My goodness in the lazy fair world,Michigan would be a garbage dump and the water would be on fire- people working in their best interest would rape the land of all they could and then move to Arizona where the weather is better - sure people would sue but judges and lawers working in their best interest would take the cash and move to florida where they have better weather. maybe yes maybe no - who knows - how do we get to this fantastic place? this form of government you speak of, does it require a violent overthrow how does it affect property rights ...if I own my property to the sky how do I get my cut of the airspace taxes that I would impose from any airline wishing to use my airspace what about satalites. what about all of the waves (radio and the like) I don't like them nobody is allowed my airspace to transmit through. In my utopian world I am the king and all are subject to my rules which can change as often as I feel. But you would love it on Tim island - only a select few are welcome and the weather is nice

Mike N said...
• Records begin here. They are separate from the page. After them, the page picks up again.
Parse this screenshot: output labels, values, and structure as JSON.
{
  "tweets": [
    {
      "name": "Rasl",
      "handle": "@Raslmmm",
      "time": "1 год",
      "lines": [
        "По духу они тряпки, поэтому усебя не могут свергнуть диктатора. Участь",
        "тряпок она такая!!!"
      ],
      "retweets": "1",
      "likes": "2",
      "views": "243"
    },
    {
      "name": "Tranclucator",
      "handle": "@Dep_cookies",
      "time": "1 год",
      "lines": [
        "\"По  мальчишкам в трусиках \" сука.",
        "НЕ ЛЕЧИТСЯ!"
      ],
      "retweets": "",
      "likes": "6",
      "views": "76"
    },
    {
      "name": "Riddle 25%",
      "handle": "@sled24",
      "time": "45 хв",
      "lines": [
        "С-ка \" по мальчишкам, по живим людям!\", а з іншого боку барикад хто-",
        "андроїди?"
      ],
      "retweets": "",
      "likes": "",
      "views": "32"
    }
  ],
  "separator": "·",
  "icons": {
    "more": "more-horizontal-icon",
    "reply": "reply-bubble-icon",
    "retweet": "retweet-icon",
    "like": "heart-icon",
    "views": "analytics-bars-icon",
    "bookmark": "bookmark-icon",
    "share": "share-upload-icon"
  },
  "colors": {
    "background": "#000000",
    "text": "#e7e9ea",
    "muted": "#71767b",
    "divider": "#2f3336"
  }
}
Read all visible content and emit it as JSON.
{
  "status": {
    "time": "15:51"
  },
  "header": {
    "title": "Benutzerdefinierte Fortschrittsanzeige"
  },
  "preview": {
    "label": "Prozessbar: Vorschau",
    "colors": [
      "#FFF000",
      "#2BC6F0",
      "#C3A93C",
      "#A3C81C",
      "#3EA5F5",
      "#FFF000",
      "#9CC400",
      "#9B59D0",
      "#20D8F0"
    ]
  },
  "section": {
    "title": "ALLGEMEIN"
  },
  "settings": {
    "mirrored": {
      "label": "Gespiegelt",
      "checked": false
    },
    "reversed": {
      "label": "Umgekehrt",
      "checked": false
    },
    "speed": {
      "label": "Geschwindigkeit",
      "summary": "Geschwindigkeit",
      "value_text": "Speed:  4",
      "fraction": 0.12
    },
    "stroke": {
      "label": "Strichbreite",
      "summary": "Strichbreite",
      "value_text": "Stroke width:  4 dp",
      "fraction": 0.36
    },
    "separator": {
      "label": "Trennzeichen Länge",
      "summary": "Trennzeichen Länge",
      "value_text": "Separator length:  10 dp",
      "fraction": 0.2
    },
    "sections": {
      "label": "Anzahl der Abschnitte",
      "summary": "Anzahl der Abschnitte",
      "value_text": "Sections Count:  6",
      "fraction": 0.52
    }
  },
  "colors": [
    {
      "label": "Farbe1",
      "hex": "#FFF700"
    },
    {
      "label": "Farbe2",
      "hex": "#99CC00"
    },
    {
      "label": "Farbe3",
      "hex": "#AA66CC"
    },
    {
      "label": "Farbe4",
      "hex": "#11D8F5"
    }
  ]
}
Tim, I don't know where you got all those crazy ideas about laissez-faire capitalism but you need to challenge some of the notions you hold. Laissez-faire does not mean without government. A laissez-faire Michigan would enforce property rights with ruthless abandon. If for example, a company wanted to polute river water running through its property it would be free to do so. But that water had better be clean when it crossed the property line onto the property of others.

This would not happen very often because corporations would have evolved with the concept of individual rights and would consider the practice of avoiding violating the individual rights of others as a normal business practice. We had water on fire before because intellectuals (unversity professors), media pundits and sitting judges didn't have a clue how to adjudicate the concept of individual rights. Most still don't.

You seem to have a malevolent view of human life. Your ideal of socialism (I'm assuming since you didn't say what you're for, only against) views man as an evil being who must be forced to do good. Capitalism views man as a good being who must be free to chose the rational and punishes him for choosing the irrational. Since the moral is the chosen, it is only capitalism that provides man with a moral society.

I don't think you'll accept capitalism unless you change you're view of man first. For that I highly reccommend "The Virtue of Selfishness" by Ayn Rand and /or "Loving Life" by Craig Biddle

tim said...

ok so maybe I was having a bad day - and I haven't read any Ayn Rand- perhaps I should (I just finished Harry Potter #6 and am ready for a new good book)(I strongly suggest reading all of the HP series.) I don't mean to ignorantly criticize but when your ignorant there's not much else you can do. but seriously people have a very greedy way of doing the least for the most